Work order
Print out the entries, word for word.
----------------------------------------
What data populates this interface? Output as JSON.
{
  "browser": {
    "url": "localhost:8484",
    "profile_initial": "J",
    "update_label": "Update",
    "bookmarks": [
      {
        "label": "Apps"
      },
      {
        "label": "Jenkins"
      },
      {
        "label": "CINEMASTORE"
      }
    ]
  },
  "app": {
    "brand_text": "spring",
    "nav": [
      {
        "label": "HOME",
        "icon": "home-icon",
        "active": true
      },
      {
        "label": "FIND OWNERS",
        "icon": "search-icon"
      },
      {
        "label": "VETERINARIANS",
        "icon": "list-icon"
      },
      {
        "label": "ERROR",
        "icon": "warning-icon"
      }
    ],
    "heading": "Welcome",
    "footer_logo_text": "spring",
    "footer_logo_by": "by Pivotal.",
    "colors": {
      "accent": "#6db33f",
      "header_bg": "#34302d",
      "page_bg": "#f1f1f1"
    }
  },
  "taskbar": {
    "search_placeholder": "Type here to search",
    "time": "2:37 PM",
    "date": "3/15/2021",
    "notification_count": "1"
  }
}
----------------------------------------
Reply to the task
What data populates this interface? Output as JSON.
{
  "browser": {
    "url": "localhost:8484",
    "profile_initial": "J",
    "update_label": "Update",
    "bookmarks": [
      {
        "label": "Apps"
      },
      {
        "label": "Jenkins"
      },
      {
        "label": "CINEMASTORE"
      }
    ]
  },
  "app": {
    "brand_text": "spring",
    "nav": [
      {
        "label": "HOME",
        "icon": "home-icon",
        "active": true
      },
      {
        "label": "FIND OWNERS",
        "icon": "search-icon"
      },
      {
        "label": "VETERINARIANS",
        "icon": "list-icon"
      },
      {
        "label": "ERROR",
        "icon": "warning-icon"
      }
    ],
    "heading": "Welcome",
    "footer_logo_text": "spring",
    "footer_logo_by": "by Pivotal.",
    "colors": {
      "accent": "#6db33f",
      "header_bg": "#34302d",
      "page_bg": "#f1f1f1"
    }
  },
  "taskbar": {
    "search_placeholder": "Type here to search",
    "time": "2:37 PM",
    "date": "3/15/2021",
    "notification_count": "1"
  }
}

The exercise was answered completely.